### Required work
Show, from the records below, all lines that contain the word "Clinic".
----- Information provided
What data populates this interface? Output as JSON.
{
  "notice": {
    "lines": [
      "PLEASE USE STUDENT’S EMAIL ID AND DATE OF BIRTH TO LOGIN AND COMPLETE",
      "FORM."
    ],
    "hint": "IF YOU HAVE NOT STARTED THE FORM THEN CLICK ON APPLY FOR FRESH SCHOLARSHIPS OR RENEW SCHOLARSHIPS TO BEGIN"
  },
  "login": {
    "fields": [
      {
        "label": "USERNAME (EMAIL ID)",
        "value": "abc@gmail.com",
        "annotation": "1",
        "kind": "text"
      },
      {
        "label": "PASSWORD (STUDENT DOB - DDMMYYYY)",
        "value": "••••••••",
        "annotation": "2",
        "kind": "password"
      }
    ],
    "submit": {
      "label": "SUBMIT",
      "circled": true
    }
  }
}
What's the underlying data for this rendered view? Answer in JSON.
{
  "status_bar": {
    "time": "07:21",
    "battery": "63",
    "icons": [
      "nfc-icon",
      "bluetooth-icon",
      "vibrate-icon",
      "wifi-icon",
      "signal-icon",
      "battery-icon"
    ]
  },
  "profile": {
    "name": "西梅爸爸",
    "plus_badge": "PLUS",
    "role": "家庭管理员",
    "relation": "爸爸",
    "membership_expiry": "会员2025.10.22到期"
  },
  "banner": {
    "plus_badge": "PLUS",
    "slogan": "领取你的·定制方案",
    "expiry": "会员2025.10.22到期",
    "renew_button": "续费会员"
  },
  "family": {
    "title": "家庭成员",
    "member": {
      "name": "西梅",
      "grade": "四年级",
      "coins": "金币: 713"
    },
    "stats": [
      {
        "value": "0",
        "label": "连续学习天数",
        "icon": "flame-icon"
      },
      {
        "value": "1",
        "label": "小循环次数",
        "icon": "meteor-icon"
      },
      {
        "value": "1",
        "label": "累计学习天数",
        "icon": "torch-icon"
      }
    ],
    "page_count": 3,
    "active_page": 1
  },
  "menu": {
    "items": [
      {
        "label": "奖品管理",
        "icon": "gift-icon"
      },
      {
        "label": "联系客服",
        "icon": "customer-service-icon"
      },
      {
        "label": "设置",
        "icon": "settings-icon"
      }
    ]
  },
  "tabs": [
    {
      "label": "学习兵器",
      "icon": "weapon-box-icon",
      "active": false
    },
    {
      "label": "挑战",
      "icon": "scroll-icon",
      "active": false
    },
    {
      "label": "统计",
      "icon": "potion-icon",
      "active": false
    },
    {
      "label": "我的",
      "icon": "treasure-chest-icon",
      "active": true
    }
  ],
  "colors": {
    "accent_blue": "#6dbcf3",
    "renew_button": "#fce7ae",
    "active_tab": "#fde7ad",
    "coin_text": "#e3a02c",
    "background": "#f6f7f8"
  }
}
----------
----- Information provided
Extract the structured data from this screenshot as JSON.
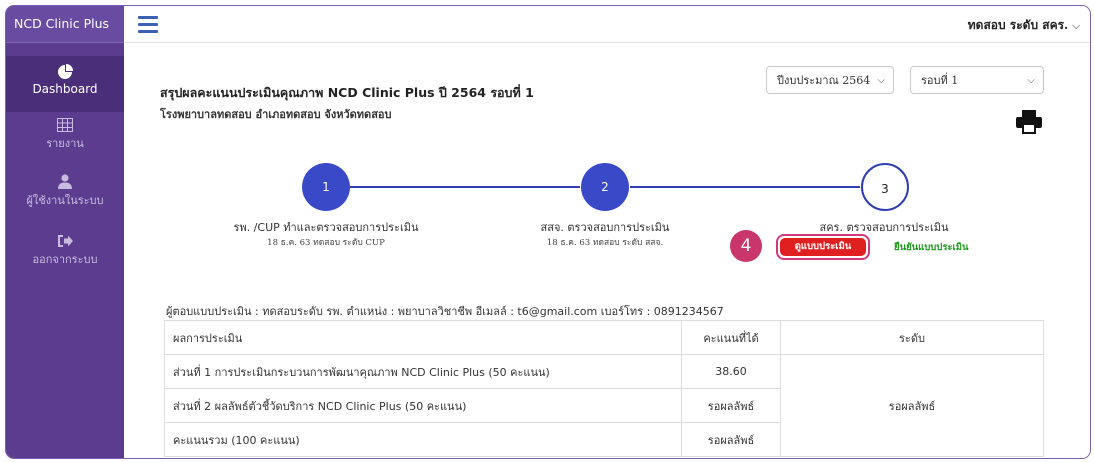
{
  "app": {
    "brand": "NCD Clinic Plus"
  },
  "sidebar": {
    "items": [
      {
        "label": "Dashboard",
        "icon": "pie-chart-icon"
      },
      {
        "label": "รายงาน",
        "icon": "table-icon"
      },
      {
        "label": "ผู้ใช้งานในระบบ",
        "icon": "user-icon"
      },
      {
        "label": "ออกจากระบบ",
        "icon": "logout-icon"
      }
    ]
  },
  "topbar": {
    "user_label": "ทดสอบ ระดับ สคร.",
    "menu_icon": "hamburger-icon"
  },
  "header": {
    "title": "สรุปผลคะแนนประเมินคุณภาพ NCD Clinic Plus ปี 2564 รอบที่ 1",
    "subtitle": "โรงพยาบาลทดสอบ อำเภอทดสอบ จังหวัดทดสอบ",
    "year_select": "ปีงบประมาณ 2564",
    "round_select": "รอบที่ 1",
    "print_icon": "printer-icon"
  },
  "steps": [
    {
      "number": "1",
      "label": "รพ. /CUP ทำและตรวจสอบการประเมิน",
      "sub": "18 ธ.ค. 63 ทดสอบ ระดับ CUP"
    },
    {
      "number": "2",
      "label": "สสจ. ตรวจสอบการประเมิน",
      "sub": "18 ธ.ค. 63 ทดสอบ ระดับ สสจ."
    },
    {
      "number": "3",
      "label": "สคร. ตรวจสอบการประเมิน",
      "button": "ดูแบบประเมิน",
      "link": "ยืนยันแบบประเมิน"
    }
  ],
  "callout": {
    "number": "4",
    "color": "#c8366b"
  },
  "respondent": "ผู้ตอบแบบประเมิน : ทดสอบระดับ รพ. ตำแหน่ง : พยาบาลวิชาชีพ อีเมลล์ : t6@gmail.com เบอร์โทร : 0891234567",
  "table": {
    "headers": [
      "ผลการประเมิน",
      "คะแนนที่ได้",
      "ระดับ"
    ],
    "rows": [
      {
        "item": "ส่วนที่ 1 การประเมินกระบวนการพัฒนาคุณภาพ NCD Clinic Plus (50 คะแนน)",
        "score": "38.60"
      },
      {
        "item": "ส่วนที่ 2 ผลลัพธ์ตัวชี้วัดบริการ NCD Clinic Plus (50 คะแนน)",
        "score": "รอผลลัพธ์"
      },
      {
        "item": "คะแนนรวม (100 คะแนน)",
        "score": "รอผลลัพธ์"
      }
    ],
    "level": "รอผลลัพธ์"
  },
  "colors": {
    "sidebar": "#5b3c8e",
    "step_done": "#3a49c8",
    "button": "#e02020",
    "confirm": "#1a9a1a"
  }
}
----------
### Worked solution
    "brand": "NCD Clinic Plus"
    "title": "สรุปผลคะแนนประเมินคุณภาพ NCD Clinic Plus ปี 2564 รอบที่ 1",
        "item": "ส่วนที่ 1 การประเมินกระบวนการพัฒนาคุณภาพ NCD Clinic Plus (50 คะแนน)",
        "item": "ส่วนที่ 2 ผลลัพธ์ตัวชี้วัดบริการ NCD Clinic Plus (50 คะแนน)",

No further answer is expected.